■ WHAT THIS TASK INVOLVES
If a line includes "flame", copy it out of the entries.

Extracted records
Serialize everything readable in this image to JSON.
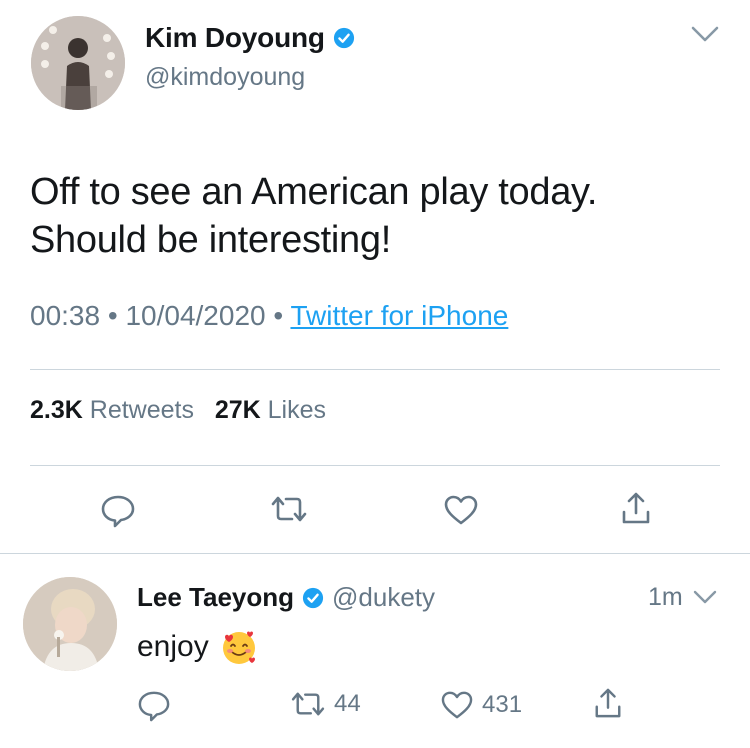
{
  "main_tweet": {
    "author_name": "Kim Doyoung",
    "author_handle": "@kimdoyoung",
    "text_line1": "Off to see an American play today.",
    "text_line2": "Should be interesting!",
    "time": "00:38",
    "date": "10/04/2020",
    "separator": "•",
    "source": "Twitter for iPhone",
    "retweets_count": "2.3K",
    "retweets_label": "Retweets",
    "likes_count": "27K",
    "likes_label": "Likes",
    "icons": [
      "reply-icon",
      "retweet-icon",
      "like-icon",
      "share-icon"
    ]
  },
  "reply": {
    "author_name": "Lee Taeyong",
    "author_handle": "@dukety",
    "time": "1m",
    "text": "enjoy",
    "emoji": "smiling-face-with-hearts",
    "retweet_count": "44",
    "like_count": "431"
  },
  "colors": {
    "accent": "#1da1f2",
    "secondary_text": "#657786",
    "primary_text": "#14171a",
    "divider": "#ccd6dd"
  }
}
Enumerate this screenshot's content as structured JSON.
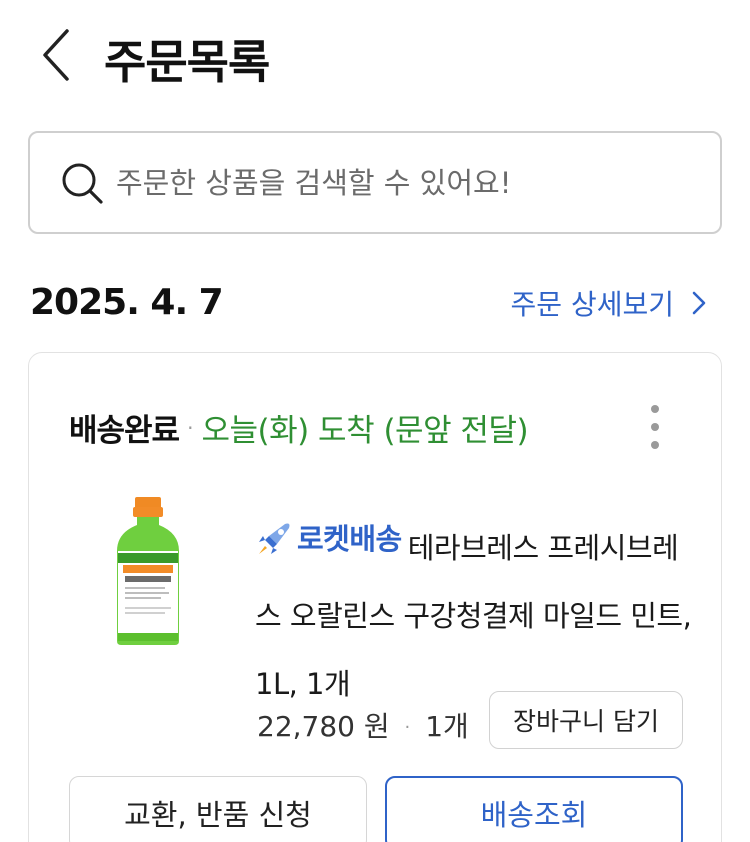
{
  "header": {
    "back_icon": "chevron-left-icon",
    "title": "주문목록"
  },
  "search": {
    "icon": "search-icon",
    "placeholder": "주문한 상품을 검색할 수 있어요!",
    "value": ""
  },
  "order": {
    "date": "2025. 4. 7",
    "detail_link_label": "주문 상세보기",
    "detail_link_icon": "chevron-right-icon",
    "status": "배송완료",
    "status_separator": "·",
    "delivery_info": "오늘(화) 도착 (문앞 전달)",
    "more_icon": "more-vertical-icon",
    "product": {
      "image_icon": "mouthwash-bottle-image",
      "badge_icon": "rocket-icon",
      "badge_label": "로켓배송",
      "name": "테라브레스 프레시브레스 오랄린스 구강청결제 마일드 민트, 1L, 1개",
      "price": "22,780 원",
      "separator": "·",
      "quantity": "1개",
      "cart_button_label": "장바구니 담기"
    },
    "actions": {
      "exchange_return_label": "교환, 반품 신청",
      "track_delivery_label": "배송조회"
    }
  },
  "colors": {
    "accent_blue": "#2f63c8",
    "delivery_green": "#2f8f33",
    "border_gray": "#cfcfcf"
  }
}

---

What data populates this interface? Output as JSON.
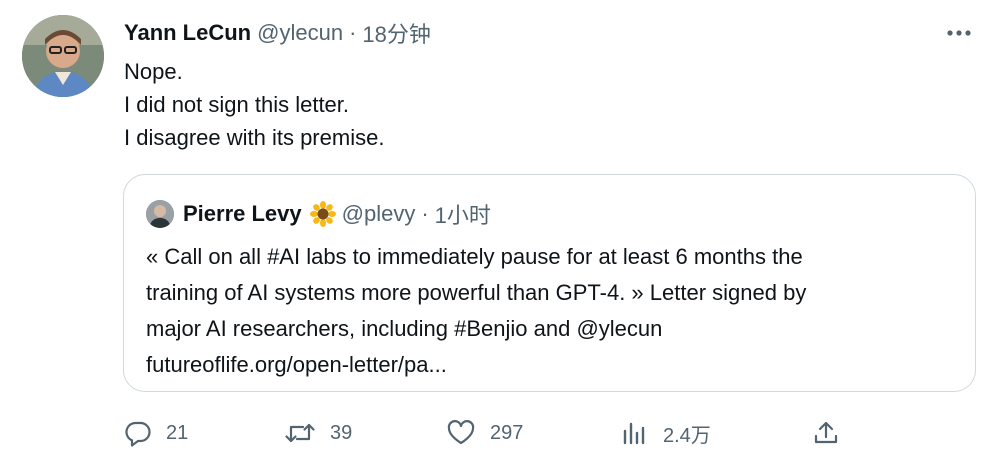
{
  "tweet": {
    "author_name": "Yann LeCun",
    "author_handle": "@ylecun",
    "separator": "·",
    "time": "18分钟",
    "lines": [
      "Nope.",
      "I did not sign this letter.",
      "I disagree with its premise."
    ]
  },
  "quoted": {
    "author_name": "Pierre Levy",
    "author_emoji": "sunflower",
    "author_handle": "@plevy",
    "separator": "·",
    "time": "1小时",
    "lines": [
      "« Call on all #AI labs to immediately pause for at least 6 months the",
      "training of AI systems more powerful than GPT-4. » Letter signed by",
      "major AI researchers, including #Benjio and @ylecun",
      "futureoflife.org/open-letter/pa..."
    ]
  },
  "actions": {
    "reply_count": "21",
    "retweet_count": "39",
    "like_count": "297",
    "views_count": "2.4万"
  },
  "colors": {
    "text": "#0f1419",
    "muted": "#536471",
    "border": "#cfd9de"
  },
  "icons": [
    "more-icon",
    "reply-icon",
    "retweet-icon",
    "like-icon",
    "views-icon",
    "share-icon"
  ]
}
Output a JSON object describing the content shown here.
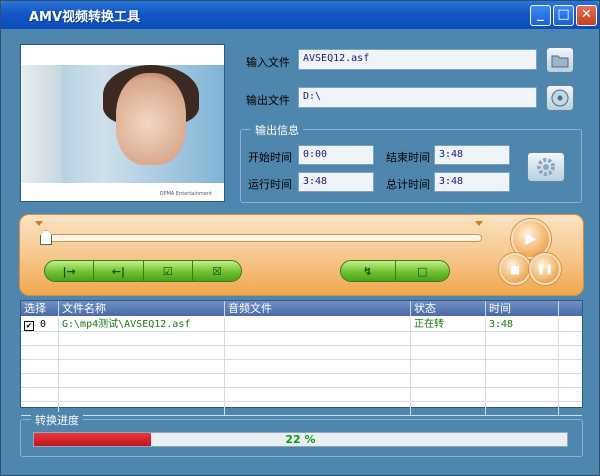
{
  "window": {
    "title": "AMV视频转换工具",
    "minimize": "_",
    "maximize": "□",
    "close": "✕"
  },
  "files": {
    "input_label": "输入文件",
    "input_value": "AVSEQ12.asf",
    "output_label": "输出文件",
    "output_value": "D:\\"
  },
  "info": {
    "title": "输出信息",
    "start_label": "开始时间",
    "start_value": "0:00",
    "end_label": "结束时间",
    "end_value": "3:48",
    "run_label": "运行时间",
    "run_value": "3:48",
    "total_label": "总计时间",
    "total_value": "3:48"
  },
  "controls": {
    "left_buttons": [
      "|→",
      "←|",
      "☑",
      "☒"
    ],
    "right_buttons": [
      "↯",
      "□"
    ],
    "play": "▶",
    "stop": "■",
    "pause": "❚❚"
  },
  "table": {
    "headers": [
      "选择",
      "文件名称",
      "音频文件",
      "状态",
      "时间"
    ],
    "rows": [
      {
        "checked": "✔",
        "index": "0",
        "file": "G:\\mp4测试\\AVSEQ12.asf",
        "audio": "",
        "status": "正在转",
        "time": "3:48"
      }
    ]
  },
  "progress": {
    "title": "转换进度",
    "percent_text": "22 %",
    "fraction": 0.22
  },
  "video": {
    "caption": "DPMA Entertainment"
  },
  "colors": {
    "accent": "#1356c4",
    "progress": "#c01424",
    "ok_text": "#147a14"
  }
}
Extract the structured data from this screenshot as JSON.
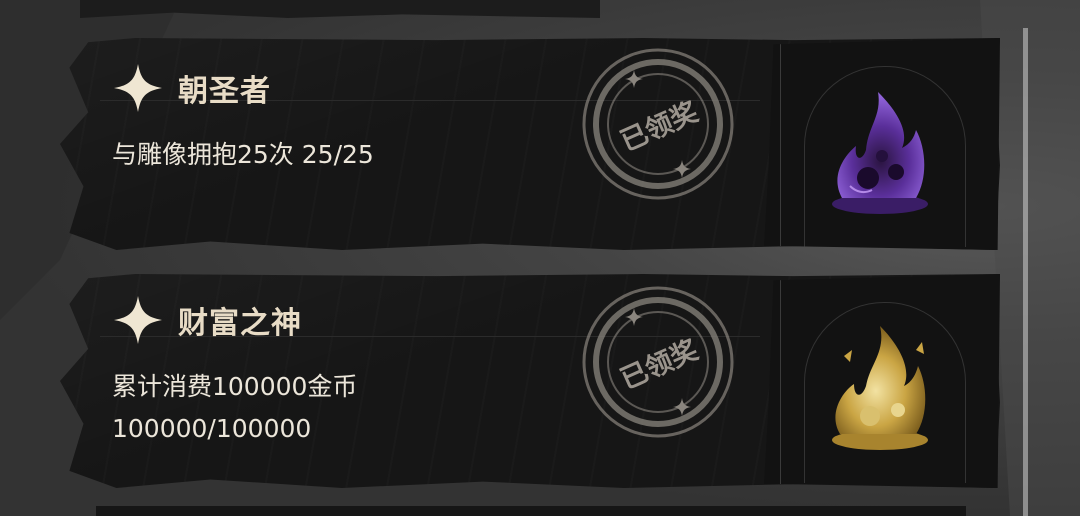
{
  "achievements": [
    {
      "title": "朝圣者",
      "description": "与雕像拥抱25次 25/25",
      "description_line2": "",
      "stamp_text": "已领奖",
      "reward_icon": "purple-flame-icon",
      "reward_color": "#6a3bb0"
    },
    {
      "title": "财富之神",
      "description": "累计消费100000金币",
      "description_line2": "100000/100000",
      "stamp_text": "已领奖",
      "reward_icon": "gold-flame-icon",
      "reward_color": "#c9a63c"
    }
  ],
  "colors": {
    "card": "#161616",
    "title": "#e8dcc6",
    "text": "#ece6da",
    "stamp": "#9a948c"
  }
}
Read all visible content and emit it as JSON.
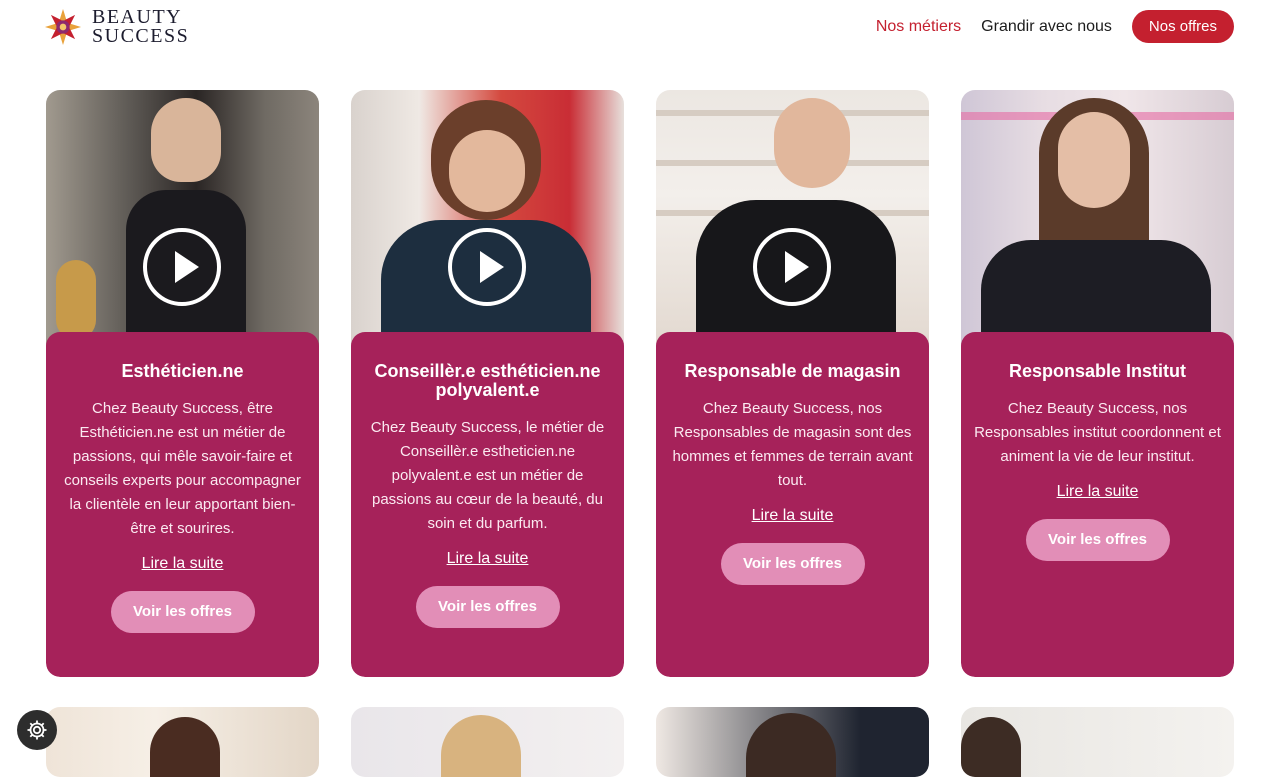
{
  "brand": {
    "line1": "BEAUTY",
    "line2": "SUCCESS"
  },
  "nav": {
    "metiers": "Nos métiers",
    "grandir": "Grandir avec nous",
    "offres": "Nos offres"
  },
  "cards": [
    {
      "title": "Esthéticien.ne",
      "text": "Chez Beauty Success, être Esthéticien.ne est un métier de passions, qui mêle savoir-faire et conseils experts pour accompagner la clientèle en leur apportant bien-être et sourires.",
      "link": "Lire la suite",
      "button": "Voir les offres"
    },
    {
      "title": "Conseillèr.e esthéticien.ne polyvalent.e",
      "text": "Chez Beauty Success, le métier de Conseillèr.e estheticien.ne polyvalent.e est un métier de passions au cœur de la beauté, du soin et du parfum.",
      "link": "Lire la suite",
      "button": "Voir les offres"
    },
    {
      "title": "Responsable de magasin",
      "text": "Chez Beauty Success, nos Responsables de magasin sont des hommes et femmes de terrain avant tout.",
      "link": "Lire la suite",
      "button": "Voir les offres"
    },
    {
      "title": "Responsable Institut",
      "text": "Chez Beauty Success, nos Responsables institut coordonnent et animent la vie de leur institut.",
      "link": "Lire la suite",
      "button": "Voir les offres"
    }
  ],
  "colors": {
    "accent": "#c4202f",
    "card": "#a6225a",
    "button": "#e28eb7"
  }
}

■ YOUR SOLUTION
      "reward_icon": "purple-flame-icon",
      "reward_icon": "gold-flame-icon",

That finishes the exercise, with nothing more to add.